"Israeli civilians are at the forefront of a war against terrorism and must also be on maximum alert," Netanyahu said on Wednesday after visiting a Jerusalem police headquarters.
Some Israeli mayors, including the mayor of Jerusalem, went as far as to encourage residents who own guns to carry them around with them.
However, an incident on Wednesday seemed to offer a rare glimpse of an Israeli undercover operation when masked infiltrators among a group of Palestinian stone-throwers suddenly pulled out pistols and opened fire as rocks flew towards them.
The incident, captured on video by an Agence France Presse journalist, saw three Palestinians wounded, including one critically from a gunshot wound to the back of the head.
To reduce tensions, Netanyahu has banned all Israeli lawyers from visiting the Temple Mount.
The latter has fuelled tensions as some Israeli settlers and right-wingers want to pray on the esplanade, considered the site of the ancient Jewish temple.
Agriculture Minister Uri Ariel (The Jewish Home Party) visited the Esplanade several times, along with nationalist clerics and other elected officials from Netanyahu’s own party.
Muslims fear that the constant visits by Jewish settlers at the esplanade will lead to a change in the status quo (which bans Jewish prayer).

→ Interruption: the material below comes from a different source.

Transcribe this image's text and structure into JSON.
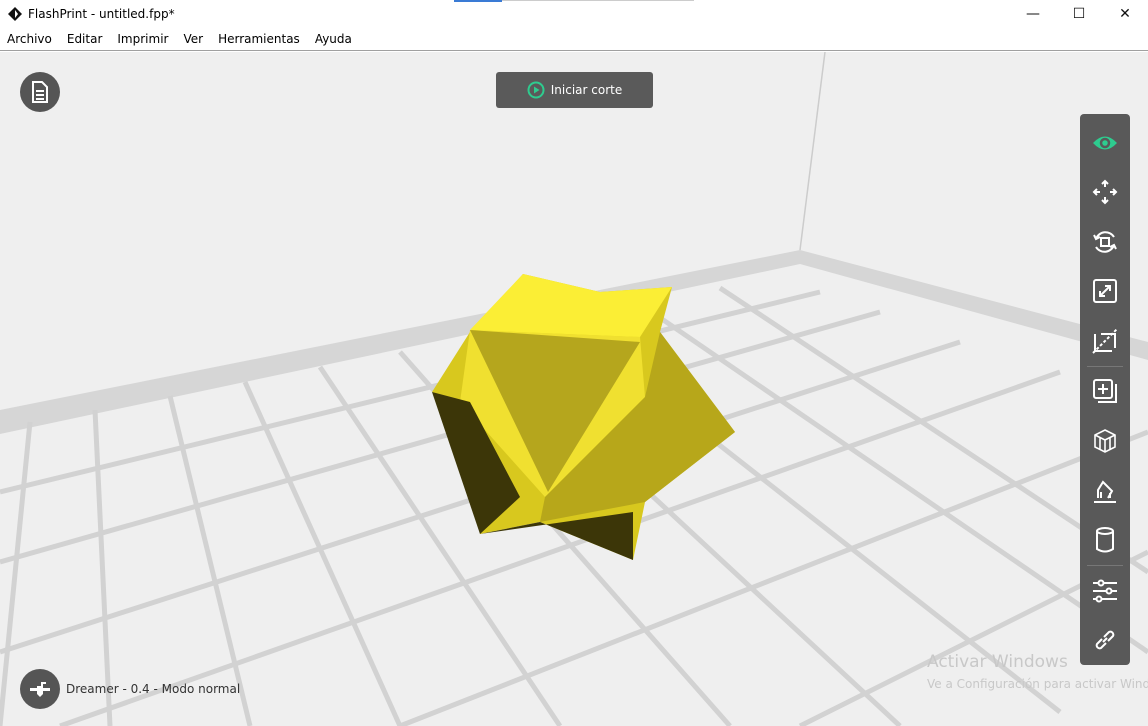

Israeli Arab lawmakers have vowed to defy the order and visit the compound on Friday, when many Muslims attend prayers at Al-Aqsa.